Nursing Home Abuse in Vermont
Vermont Legislature Demands Information on Nursing Home Abuse
March 27, 2013
Vermont lawmakers are seeking information regarding the state’s nursing home abuse cases after discovering that not all cases reported were investigated.
According to the Rutland Herald, a staff of phone screeners evaluated phone calls made to Adult Protective Services last year. Out of 1,829 calls of reported abuse, only half were handed over to investigators. As a result, lawmakers are seeking information about the rules used when handling complaints.
Last Thursday, legislature was granted approval to get quarterly reports from the Department of Disabilities, Aging, and Independent Living. Each report must explain the reasons for any calls that go unreported.
However, Governor Peter Shumlin shut down a similar law last year, stating that it would overwork state employees. The law was brought up when several people filed a lawsuit against the state for breach its contract to protect the elderly. Since then, according to Sandy Haas of the House Committee on Human Services, things have improved vastly with the Adult Protective Services in Vermont. Yet, the results of the recent screened calls was enough cause for concern.

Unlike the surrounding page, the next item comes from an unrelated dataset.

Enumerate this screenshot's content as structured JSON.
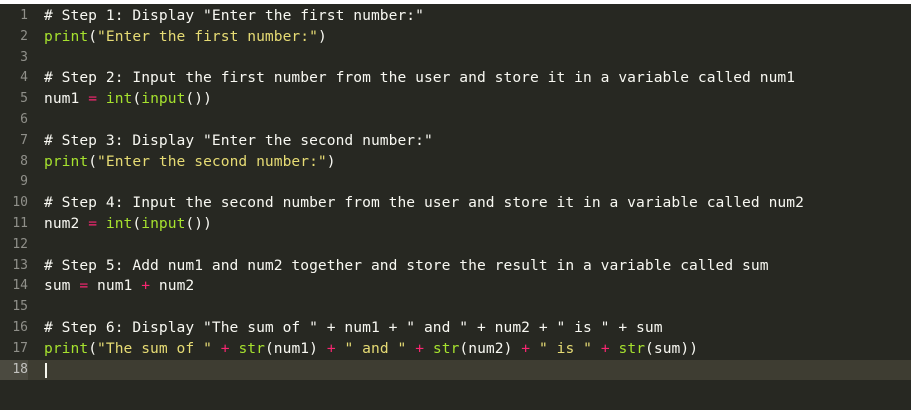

In defense, Susan Wehry, commissioner of Disabilities, Aging, and Independent Living, says that many of the calls placed were self-neglect calls, and the agency call only refer those calls out instead of reporting them.
Meanwhile, victims with a legitimate case who were neglected can opt to hire their own nursing home abuse attorney and file for civil damages.
Vermont Attorney General Looking at Possible Nursing Home Abuse Death
December 27th, 2010
The death of an 84-year-old resident with Alzheimer’s disease at a Vermont nursing home is being looked into by the state Attorney General’s office.
The female resident’s death at Crescent Manner Nursing Home was investigated by local police. The woman’s death might be a case of nursing home abuse as the investigation showed the woman wandered into the room of another resident at which time the woman was grabbed by the other resident causing them both to fall. The injuries the woman suffered during the fall lead to her death at Southwestern Vermont Medical Center.
Edward Baker, director of the Medicaid Fraud and Residential Abuse Unit at the Attorney General’s Office, confirmed that the matter was being looked into, but would not comment on if an official investigation is taking place; he added that the office does not comment on active investigations.
The son of the deceased woman said investigations into his mother’s death have not been adequate, and questions why the man who grabbed his mother was in the Alzheimer’s ward of the nursing home. The man who grabbed his mother was found by the State’s Attorney to not be mentally competent to stand trial.
Cases of nursing home abuse can often be complex, leaving loved ones with many questions. If you suspect nursing home abuse or neglect you are advised to contact a nursing home abuse lawyer immediately.
Nursing Assistant Charged with Murder in Nursing Home Abuse Case
January 18, 2012
A nursing assistant at Thompson House Nursing Home in Brattleboro, Vermont has been charged with second-degree murder after allegedly injecting a resident with insulin causing the resident to die after becoming brain dead.
The nursing assistant is also accused of stealing from the 83-year-old victim by stealing her credit card and withdrawing cash. The credit card continued to be charged five days after the victim died. The accused pleaded not guilty to the charges and is bring held on $150,000 bail.
After she was found unconscious in her room, the victim was taken to Brattleboro Memorial Hospital and was determined to be brain dead and was removed from life support.
Two weeks prior to the death of the victim, another resident under the same nursing assistant’s care was hospitalized for low blood sugar levels.
Cases of nursing home abuse are truly horrible. A nursing home abuse lawyer can help obtain some justice for the victim and the victim’s family.